What needs to be done - Provide only the number of lines below that hold "中国证监会批准上海国际能源交易中心开展原油".

Top of Data records

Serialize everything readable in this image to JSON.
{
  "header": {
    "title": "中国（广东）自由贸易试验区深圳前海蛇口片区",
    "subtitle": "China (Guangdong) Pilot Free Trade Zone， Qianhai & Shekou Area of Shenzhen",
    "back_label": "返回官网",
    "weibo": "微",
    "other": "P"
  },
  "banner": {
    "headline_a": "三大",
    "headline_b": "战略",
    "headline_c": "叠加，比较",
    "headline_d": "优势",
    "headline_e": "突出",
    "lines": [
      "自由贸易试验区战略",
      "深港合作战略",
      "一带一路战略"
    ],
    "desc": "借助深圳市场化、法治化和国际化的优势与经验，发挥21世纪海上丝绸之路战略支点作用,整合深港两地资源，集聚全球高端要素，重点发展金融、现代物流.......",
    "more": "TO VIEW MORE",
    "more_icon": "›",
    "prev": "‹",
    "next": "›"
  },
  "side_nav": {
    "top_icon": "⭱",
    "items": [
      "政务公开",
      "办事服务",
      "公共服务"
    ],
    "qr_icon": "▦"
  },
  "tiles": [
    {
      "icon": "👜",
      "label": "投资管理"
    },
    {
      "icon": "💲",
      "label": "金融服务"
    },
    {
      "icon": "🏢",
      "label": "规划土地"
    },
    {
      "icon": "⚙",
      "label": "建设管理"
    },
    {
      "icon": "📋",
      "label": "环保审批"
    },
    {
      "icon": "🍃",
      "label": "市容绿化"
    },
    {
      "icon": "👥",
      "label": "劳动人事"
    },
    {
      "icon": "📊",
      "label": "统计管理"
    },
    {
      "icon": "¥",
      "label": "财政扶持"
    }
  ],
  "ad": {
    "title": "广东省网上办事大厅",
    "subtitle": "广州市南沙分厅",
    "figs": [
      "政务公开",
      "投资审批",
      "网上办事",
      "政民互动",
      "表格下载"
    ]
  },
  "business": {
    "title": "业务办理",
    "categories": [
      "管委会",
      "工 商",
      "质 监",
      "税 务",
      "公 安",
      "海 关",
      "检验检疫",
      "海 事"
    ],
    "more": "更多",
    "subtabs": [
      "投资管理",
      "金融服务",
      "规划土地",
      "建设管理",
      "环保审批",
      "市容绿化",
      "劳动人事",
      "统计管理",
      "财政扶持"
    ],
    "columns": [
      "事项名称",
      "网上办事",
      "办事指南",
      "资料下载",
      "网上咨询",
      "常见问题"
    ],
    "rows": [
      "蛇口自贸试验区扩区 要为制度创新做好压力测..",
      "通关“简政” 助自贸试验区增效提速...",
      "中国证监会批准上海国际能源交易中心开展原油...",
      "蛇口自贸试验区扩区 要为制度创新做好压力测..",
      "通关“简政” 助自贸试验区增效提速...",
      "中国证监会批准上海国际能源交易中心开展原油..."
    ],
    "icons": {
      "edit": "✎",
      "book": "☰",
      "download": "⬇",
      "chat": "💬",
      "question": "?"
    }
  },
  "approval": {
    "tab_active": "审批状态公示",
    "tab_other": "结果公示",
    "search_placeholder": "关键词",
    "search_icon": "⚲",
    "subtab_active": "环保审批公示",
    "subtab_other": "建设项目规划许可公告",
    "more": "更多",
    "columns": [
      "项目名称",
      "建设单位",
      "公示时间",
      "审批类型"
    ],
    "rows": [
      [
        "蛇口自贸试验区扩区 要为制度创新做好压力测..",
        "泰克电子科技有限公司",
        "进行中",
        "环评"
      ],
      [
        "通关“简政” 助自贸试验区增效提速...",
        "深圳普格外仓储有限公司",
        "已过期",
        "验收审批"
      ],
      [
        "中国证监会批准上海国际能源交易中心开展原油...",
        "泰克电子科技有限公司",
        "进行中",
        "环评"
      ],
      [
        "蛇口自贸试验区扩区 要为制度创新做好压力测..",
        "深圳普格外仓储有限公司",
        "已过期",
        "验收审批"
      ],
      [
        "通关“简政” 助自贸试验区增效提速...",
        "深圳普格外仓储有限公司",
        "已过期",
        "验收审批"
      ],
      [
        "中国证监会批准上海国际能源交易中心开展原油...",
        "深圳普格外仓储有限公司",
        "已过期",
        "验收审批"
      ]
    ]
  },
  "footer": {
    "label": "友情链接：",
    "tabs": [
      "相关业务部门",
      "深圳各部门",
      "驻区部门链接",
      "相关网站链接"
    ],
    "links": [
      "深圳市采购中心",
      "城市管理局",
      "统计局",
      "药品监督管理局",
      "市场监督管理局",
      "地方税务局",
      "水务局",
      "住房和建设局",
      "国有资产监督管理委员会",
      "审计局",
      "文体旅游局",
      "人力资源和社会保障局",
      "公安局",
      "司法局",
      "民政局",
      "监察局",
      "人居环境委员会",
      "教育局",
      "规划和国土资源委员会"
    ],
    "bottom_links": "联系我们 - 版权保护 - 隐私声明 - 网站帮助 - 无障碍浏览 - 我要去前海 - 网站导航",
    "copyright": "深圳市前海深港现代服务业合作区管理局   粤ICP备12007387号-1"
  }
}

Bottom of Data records

Answer to this problem - 4